And many American conservatives have widely condemned these murders, but some have also been at the forefront of rhetoric against same-sex marriage and bathroom restrictions. Mara Keisling, the head of the National Center for Transgender Equality, said in an interview that this kind of rhetoric creates a culture of fear.
She pointed to an April tweet from Anita Staver, the head of the conservative legal-advocacy organization Liberty Counsel, who said she would bring a “Glock .45 to the ladies room” because of the transgender-bathrooms issue in North Carolina. “We’re creating a super-heated environment here,” Keisling said. “People are calling us predators. It is not surprising that some unstable people are going to think something of that.”
Griffin, the head of the HRC, argued it this way in his statement on Sunday:
Let’s get one thing clear. And this is what disgusts me most about this whole tragedy. The maniac who did this was somehow conditioned to believe that LGBT people deserve to be massacred. And he wasn’t just hearing these messages from ISIL. He was hearing it from politicians and radical anti-LGBT extremists here in our own country. Every time we see legislation that puts a target on the back of LGBT people; every time a preacher spews hate from the pulpit; every time a county clerk says that acknowledging our relationships violates her “religious beliefs”—it sends a signal that LGBT people should be treated differently, and worse.
“No one is born hating,” he added in an interview. “One is taught to hate.”
Everyday aspects of culture are the most difficult to change. That is particularly true of these attacks, because they touch so many different communities. The scale of violence against Orlando’s LGBT community is an outlier, but not uncommon; sexual orientation is the second-largest motivator of hate crimes in the United States. Brenda Abdelall, a program director at the legal-advocacy organization Muslim Advocates, said she expects possible retaliation against the Muslim community as a result of the Orlando attacks. “Unfortunately, it is also the month of Ramadan, and historically, there has always been a spike in hate crimes during the month of Ramadan,” she said. And as Janet Murgia, the president and CEO of the National Council of La Raza, said during the HRC press conference on Sunday, the violence affected Latinos as well: The LGBT and Latino “communities came together last evening at the club’s weekly Latin night,” she said. “But that night of celebration and of unity was shattered.”
Sunday was only the first day after the attacks—mostly a time for grieving and pause.
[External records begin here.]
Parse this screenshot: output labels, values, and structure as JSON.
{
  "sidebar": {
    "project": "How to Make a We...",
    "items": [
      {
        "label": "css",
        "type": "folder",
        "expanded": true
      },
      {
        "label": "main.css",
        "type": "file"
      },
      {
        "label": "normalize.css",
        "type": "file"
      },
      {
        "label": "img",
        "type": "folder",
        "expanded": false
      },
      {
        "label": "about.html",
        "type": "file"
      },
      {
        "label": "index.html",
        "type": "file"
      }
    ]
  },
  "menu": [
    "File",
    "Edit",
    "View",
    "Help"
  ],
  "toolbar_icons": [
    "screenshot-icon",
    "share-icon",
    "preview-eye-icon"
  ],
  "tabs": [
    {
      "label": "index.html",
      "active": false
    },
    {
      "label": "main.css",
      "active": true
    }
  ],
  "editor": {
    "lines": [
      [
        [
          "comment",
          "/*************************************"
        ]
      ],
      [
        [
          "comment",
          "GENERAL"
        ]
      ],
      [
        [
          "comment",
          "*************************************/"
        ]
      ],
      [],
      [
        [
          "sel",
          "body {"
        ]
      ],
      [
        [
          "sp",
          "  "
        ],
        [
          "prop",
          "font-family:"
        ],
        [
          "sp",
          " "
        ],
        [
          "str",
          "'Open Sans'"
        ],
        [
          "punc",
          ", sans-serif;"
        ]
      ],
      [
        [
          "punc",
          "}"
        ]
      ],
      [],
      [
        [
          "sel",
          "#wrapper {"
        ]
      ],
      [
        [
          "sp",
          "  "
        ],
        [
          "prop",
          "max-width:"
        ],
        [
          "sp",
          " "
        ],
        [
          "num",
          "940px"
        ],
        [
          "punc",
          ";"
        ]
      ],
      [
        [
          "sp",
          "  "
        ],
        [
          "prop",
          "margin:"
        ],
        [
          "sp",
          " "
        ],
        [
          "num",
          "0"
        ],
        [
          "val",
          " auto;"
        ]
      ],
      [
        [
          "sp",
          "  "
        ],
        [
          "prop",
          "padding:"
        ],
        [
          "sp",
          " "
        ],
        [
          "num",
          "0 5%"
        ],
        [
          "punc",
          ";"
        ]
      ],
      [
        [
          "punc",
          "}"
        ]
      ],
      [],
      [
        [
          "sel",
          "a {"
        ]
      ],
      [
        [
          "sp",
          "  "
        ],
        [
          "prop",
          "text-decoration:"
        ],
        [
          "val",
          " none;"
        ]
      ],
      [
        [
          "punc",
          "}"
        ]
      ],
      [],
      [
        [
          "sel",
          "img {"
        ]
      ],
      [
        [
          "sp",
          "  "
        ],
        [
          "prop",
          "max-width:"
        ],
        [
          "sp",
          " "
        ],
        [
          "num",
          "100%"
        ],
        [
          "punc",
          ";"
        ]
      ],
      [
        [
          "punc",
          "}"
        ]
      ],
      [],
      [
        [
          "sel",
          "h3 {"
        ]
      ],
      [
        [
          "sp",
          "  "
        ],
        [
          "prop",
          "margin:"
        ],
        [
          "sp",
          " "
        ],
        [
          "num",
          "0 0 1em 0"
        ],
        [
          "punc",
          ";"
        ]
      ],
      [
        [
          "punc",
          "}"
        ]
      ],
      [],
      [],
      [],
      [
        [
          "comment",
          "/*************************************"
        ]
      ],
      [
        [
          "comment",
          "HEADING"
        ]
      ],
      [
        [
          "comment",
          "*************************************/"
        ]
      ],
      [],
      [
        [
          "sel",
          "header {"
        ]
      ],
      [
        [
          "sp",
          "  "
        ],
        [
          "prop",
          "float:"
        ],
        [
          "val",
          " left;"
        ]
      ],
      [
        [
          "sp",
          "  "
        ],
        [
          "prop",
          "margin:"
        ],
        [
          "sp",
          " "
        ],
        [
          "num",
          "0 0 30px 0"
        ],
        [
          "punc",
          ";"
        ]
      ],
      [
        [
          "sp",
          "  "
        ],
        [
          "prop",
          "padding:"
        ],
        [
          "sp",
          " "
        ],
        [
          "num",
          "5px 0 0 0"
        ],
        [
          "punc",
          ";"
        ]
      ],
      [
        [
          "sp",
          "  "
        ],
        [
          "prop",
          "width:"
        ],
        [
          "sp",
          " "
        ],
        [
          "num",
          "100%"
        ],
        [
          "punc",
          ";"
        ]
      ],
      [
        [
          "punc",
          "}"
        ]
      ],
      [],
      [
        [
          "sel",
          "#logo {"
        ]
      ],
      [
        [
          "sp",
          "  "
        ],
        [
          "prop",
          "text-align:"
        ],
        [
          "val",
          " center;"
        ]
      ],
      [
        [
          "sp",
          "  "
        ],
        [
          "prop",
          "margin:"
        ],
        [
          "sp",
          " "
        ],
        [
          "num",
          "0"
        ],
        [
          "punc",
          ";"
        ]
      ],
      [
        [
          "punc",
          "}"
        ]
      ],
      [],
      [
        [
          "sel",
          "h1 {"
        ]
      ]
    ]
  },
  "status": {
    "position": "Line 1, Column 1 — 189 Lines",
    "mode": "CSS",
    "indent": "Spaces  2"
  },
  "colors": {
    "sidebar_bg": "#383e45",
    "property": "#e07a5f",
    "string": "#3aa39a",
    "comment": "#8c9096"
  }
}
Calls for gun control and action against ISIS will likely get louder in the coming days. They represent a country’s attempt to fix a layered set of cultural and policy failures in the face of almost certain conflict ahead.
This story originally appeared on The Atlantic.